June 30 2009 04:47 PM

There are currently a finite number of high volume shippers and carriers in the market, and they are eager to secure long-term service contracts to preserve the status quo. With the current lack of economic growth and recession, cost reduction is on everyone's mind. It is tempting for some merchants to immediately reach for the perceived lowest price for carrier service before considering the actual services provided. 

A merchant should have lofty expectations of their carrier's services because customers demand it from them. However, poor carrier service and management can lead to significant cost increases elsewhere within the organization such as:

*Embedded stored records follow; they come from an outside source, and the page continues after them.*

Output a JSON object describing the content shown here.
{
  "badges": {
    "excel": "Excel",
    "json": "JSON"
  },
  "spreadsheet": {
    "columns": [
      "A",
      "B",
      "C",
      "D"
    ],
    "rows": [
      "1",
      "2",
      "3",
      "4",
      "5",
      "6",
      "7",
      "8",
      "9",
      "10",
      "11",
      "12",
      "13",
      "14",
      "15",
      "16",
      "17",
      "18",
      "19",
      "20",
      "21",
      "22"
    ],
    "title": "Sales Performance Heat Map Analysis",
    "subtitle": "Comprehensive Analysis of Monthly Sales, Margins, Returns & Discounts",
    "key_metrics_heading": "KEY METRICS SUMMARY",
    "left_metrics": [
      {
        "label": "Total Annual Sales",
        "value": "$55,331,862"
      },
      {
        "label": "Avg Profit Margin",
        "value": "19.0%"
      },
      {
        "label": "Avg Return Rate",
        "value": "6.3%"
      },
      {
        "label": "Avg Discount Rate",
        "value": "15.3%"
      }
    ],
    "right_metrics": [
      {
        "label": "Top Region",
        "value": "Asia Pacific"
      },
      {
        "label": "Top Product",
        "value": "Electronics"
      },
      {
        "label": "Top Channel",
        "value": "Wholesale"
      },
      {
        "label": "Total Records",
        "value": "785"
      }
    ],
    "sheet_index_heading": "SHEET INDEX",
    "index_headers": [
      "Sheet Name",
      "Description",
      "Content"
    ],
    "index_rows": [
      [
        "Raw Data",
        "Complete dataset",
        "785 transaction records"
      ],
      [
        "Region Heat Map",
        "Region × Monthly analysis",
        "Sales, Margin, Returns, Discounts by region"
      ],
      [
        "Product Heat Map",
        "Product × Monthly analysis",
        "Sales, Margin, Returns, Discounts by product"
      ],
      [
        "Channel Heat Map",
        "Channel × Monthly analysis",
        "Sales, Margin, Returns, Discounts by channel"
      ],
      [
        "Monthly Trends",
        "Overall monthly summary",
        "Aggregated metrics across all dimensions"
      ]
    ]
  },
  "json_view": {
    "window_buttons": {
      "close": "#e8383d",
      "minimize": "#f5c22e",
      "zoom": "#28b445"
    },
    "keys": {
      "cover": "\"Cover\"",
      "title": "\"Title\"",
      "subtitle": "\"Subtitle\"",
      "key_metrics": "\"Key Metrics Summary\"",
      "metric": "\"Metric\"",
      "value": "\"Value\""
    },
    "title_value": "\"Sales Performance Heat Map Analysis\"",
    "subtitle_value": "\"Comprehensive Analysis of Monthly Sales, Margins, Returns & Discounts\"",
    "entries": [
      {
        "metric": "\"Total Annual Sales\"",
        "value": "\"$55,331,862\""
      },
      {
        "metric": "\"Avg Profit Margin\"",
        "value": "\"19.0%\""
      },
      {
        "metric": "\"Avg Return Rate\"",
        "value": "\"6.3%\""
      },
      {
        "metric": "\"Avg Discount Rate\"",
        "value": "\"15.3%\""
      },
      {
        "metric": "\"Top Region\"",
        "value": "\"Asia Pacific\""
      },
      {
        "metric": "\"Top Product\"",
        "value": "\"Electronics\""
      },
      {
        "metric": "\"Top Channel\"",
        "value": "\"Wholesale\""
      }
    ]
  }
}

• Confusing or inaccurate billing processes that make it virtually impossible to determine what actual costs are for the service provided
• Lengthy cycle times, which leads to a flood of inbound calls to customer service from upset customers
• A poor delivery or return experience that can have a negative impact on overall customer satisfaction and long-term revenues
• Poor integration of systems, which leads to ongoing investments by IT and other departments facing severe constraints to support the carrier program

In the face of today's challenges, now is the best time for merchants to consider their shipping needs and challenge their carrier contracts. After all, a carrier should be committed to doing everything it can to work with its client(s) in meeting their long-term savings and revenue objectives. 

Being the least expensive service doesn't mean it is the most cost effective for a company's bottom line. Rather, the total benefits will far outweigh small differences in rates, particularly in a healthy competitive environment among carriers. Merchants must be willing to push their carrier to provide better service. They must also see that there may be value in choosing a carrier with a reputation for premium service even though it may come with marginally higher prices.

Healthy Competition Mitigates Rate Increases

Annual rate increases are an unfortunate reality in the shipping business, and it is understandable why merchants hate them. Rate increases force retailers to pass some, if not all, of the price hikes on to their customers. Shippers must pass along rate increases because of the escalating costs required to maintain overall operations while remaining profitable. Merchants are fortunate because a healthy competitive environment means carriers should be reasonable in what they are able to pass along as part of their annual adjustment. Failing to adjust prices and maintain a high level of service could have potentially disastrous consequences to the shipper trying to remain a viable entity and would eventually result in higher rates for the merchant.

An uncompetitive carrier environment puts more pressure on merchants. As an example, look at "value-added service•bCrLf fees such as residential delivery surcharges and address correction fees levied by some carriers. Consider the fact that from 2008 to 2009 some of these fees jumped by almost 25 percent, and the consequences of a market in which little competition exists. Without a system of checks and balances, costs would spiral out of control.

The Benefits of Competition
Consumers' needs, distribution models, and supply chains have become more complex, and so have the demands placed upon carriers. A single service provider cannot do everything for everyone. However, this is not to say that a single carrier cannot address all of a particular merchant's needs. 

Many carriers have come into the market over the years, achieving varying degrees of success, but for one reason or another are no longer operational. Every time this occurs, merchants and customers ultimately pay the price. Robust competition ensures that merchants and their customers have the benefit of:

• Carriers who are focused on service
• Competitive pricing while being protected from unmanageable future rate increases 
• Leadership in bringing new technologies and services designed to improve the customer experience to market

Bad news for one carrier is often great news for its competitors. This is also the sort of break that may actually be healthy and drive innovative thinking throughout the industry. While customers hate uncertainty in suppliers and service providers, they have much to gain by meeting other carriers or even demanding more from their current ones. Think of it as counterparty risk management. That is why carriers need to be held accountable. Companies committed to being leaders will flourish while those that are satisfied to simply follow will struggle. 

Consider ALL Options
The industry can meet the challenges of price and cost increases by continually focusing on customers and their needs. As a part of the carrier evaluation process, merchants should define value for their organizations by listening to the needs of their customers and make their selections accordingly. 

There are competitive carriers with the ability to provide excellent service, competitive rates and innovative solutions to meet today's challenges. For shippers to succeed, they will need to go beyond individual company interests and look beyond current capabilities. Only then will they be able to provide the services demanded by today's market place while preparing to address the challenges of tomorrow. For merchants, they need to dismiss the status quo and take a risk in looking at other carriers. The competition demands it.